‘Oh, Sid, I’d have thought you’d have had enough of caves.’
‘Hell hath no fury like nine cornered kids.’ In 1972, some Australian assholes were inspired by the climax of Dirty Harry to kidnap and hold for ransom a schoolteacher and an entire class – one of them, John Eastwood, escaped from prison and tried it again in 1977. This in turn inspired a novel by Gabrielle Lord which was adapted by Everett DeRoche (who wrote a run of significant Down Under horror/suspense items from Long Weekend to Razorback) for this HBO TV movie (a theatrical in its home territory, I assume), directed by Arch Nicholson (who also made the first entry in the Aussie killer croc cycle, Dark Age). Because of the TV movie status, I wasn’t expecting something as tough as this: it’s tactful about some things (implied nudity) but surprisingly frank in other ways (a minor but key plot-point is the oldest girl in class getting her period at the most inconvenient time). Suspenseful and involving, it’s a thoroughly solid, artful exploitation movie – and I bet kids loved it.

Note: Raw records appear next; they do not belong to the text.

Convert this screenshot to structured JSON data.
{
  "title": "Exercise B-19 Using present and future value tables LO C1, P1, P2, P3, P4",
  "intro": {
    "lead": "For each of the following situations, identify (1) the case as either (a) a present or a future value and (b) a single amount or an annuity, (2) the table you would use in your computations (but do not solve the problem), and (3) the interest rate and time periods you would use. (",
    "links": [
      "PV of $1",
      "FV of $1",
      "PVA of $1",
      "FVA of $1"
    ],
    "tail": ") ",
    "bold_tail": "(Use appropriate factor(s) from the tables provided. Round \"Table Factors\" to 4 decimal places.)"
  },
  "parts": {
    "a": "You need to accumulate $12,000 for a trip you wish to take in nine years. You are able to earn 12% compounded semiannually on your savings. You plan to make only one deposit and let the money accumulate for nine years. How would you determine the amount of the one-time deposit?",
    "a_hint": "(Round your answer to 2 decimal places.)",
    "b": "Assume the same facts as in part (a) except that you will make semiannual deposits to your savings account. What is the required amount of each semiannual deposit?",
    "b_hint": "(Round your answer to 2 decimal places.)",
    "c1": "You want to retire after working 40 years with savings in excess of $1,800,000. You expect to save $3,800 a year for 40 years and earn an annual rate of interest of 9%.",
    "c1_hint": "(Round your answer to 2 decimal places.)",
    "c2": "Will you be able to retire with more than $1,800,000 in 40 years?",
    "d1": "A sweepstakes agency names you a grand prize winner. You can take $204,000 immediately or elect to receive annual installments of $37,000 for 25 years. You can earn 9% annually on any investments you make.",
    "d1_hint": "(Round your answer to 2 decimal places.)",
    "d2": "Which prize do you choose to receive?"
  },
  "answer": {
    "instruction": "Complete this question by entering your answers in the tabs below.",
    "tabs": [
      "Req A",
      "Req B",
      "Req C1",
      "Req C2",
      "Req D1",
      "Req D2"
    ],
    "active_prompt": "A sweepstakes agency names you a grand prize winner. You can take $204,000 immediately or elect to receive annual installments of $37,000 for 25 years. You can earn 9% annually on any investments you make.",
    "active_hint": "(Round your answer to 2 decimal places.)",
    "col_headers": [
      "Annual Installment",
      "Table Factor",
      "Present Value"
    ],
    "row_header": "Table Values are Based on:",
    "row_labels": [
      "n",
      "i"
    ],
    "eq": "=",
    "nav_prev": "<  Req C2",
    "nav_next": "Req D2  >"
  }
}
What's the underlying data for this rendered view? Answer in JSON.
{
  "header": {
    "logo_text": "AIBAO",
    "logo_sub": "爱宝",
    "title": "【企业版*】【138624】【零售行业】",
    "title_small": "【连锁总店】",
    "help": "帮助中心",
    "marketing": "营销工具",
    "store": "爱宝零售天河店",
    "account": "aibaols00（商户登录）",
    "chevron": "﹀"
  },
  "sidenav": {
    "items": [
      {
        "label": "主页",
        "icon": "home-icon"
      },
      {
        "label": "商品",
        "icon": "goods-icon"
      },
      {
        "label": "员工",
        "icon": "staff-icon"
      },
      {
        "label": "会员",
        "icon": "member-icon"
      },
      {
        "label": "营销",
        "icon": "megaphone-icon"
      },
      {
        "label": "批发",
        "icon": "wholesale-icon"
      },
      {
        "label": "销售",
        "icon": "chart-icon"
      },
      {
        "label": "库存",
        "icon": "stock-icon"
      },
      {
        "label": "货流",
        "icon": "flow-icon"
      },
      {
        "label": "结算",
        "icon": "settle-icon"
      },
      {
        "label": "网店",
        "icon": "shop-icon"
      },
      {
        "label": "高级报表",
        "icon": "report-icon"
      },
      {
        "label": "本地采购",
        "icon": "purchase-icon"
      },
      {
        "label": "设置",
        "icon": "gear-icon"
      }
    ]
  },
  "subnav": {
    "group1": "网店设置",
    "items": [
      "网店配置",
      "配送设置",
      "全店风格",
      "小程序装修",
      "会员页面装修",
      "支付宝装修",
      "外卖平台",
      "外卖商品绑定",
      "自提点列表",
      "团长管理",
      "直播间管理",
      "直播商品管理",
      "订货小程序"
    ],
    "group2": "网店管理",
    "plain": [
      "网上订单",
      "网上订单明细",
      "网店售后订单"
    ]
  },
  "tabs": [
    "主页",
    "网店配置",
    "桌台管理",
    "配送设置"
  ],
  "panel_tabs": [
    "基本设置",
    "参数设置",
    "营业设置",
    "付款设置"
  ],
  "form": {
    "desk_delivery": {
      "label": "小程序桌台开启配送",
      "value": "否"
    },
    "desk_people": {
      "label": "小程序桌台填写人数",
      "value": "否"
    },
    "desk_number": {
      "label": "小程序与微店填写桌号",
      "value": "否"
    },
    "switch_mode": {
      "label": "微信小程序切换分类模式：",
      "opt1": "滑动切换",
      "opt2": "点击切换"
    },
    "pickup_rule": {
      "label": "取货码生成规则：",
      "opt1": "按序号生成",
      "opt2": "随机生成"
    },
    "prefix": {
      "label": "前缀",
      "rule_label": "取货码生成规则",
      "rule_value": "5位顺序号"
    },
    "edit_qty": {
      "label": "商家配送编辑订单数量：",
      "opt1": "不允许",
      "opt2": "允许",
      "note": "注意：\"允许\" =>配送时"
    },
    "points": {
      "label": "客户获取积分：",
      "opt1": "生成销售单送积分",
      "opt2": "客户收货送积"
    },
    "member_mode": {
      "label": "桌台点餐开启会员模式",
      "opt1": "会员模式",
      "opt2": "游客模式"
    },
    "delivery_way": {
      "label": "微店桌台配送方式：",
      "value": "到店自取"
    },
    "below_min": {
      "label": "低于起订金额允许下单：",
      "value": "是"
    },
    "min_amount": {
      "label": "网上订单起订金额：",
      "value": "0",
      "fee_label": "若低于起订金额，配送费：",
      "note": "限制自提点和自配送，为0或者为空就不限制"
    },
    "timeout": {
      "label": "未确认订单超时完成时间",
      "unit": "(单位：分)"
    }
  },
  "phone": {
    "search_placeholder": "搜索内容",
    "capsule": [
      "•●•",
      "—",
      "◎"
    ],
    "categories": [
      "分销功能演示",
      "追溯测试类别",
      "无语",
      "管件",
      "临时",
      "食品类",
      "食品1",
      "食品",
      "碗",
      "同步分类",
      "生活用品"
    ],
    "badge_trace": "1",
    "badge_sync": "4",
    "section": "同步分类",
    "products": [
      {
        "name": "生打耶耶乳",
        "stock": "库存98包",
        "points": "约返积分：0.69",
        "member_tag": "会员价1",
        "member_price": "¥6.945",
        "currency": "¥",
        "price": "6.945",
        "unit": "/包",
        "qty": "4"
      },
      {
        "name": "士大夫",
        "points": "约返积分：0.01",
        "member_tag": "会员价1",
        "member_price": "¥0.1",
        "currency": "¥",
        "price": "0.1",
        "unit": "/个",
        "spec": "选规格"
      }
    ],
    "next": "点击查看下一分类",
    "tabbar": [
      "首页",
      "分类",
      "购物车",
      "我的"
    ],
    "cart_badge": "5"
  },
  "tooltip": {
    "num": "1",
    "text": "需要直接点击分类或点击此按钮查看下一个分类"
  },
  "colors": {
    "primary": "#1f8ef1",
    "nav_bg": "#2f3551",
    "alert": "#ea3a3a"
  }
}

In an unfussy, unsentimental opening, Sally Jones (Rachel Ward) exerts control over a mixed-age class of nine in a one-room outback schoolhouse, only for four masked men – Father Christmas (Peter Hehir), Dabby Duck (Vernon Wells), Pussy Cat (David Bradshaw) and Mac the Mouse (Roger Stephen) – to burst in with shotguns and hustle them all into a van, driving the hostages out into the wilderness and dumping them in a cave, sealed with a boulder. The teacher and the kids refuse to sit still for all this, and explore the cave, finding an underwater exit, then tramp through the countryside – as pregnant with menace as in most De Roche movies – to a farm, which is (of course) where the gang have holed up. The situation escalates, an innocent old couple get gorily shotgunned and a gang member is murdered when he tries to quit. Know how tough these bastards are? Vernon Wells, the scumbo of Mad Max 2 and Commando, is the one who thinks they’re going too far. The concerned teacher decides it’s all right for the kids to fight back, returning to the caves to hole up, going into Lord of the Flies mode as they rig up booby traps and respond to appalling threats (the surviving goons start making mocking sexual threats about the teacher and the eldest girl) with convincing violence. In a Deliverance-ish coda, the cops aren’t satisfied that the mutilation of the dead kidnappers is all down to animals but Miss Jones resists questioning – and there’s a human heart in a jar amid the art materials.
The Chipping Norton-born Ward began in films as a lovely but wooden presence, showing her cheekbones in slashers like Terror Eyes and The Campsite Massacre, but had a sudden talent spurt as an actress in the ‘80s, never becoming a major star but doing great work in noirs like Against All Odds and After Dark, My Sweet: I think this is the best performance I’ve seen from her – her moment of breakdown as a small kid asks just one too many question about what’s going to happen is affecting, and she’s credible as a woman so used to herding cats as a primary school teacher that she can cope with almost any appalling incident and yet remains uncannily in tune with the momentary fears and embarrassments of her pupils. She also does great physical work, including a spell underwater in her underwear and dodging rocks on a mountainside. All the kids, from the eldest (Rebecca Rigg) to the tiddlers, are convincing, showing a savage streak in class even before they turn themselves into miniature guerrillas. It’s a well thought-through movie, too: early on, one kid sneaks away for help, but the gang notice he’s missing when someone else takes his line in a song sung by the class; the lumpy boy no one really likes becomes a class hero when, as a smoker, he’s the one in the cave with matches; a lad is most upset by the kidnap because it means he’s missing Gilligan’s Island.